* [EXERCISE INSTRUCTIONS]: If a line below contains the string "label", return that line.

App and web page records
┄┄┄┄┄┄

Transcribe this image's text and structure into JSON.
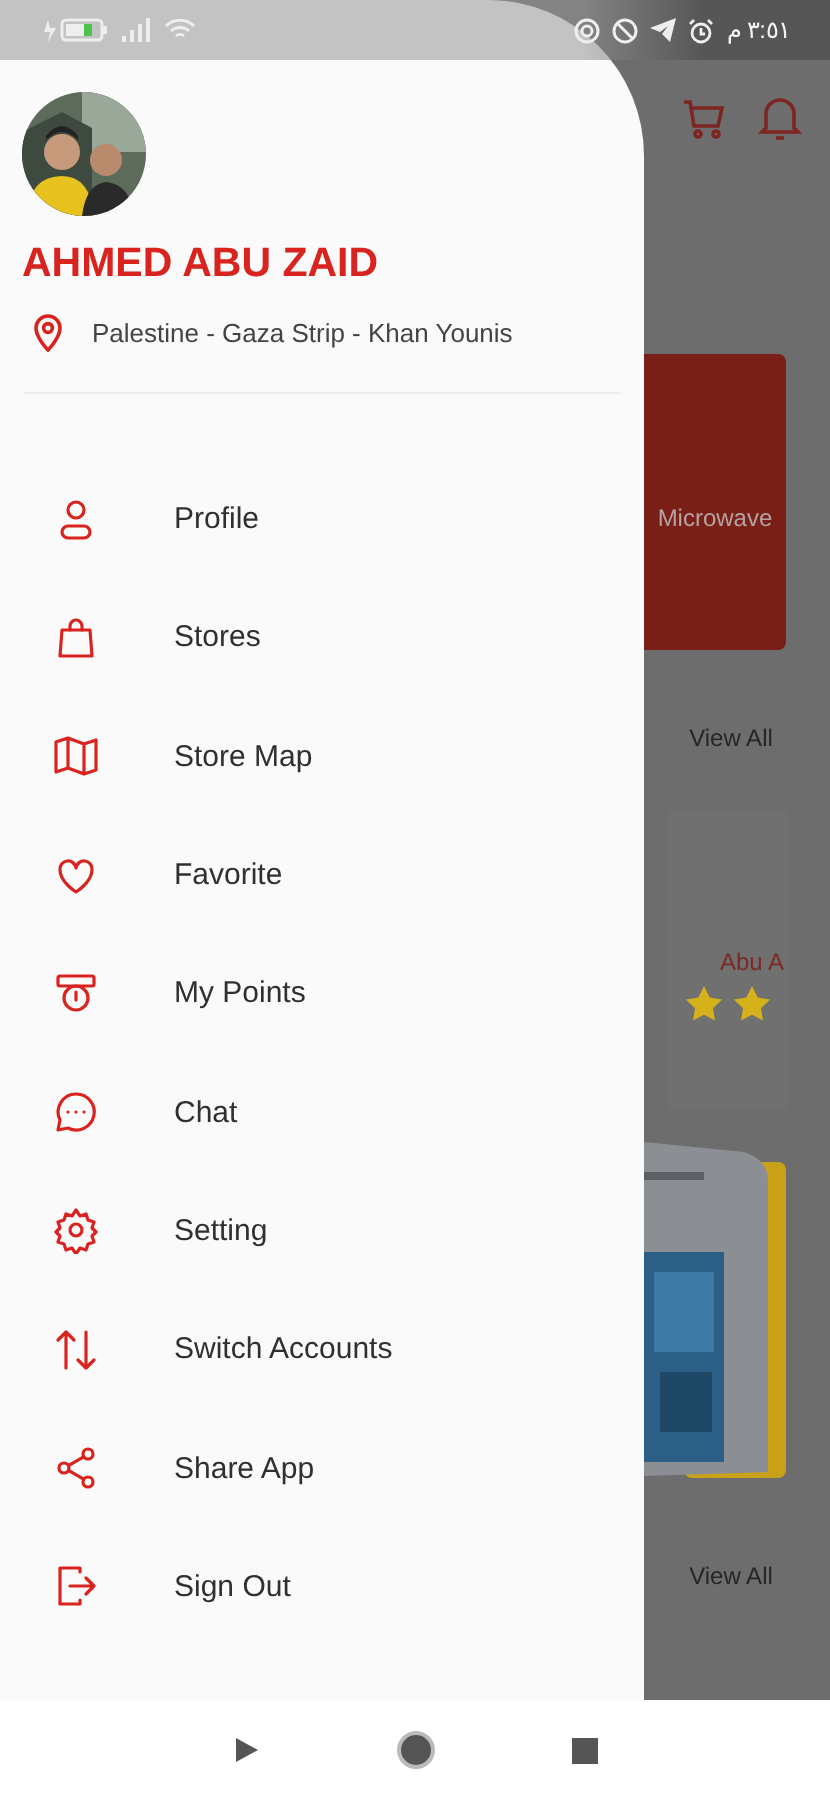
{
  "status_bar": {
    "time": "٣:٥١ م"
  },
  "drawer": {
    "user": {
      "name": "AHMED ABU ZAID",
      "location": "Palestine - Gaza Strip - Khan Younis"
    },
    "items": [
      {
        "label": "Profile"
      },
      {
        "label": "Stores"
      },
      {
        "label": "Store Map"
      },
      {
        "label": "Favorite"
      },
      {
        "label": "My Points"
      },
      {
        "label": "Chat"
      },
      {
        "label": "Setting"
      },
      {
        "label": "Switch Accounts"
      },
      {
        "label": "Share App"
      },
      {
        "label": "Sign Out"
      }
    ]
  },
  "background": {
    "category_card": "Microwave",
    "view_all": [
      "View All",
      "View All"
    ],
    "store_card": {
      "name": "Abu A"
    }
  }
}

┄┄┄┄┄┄

* [ANSWER AREA]:
        "label": "Profile"
        "label": "Stores"
        "label": "Store Map"
        "label": "Favorite"
        "label": "My Points"
        "label": "Chat"
        "label": "Setting"
        "label": "Switch Accounts"
        "label": "Share App"
        "label": "Sign Out"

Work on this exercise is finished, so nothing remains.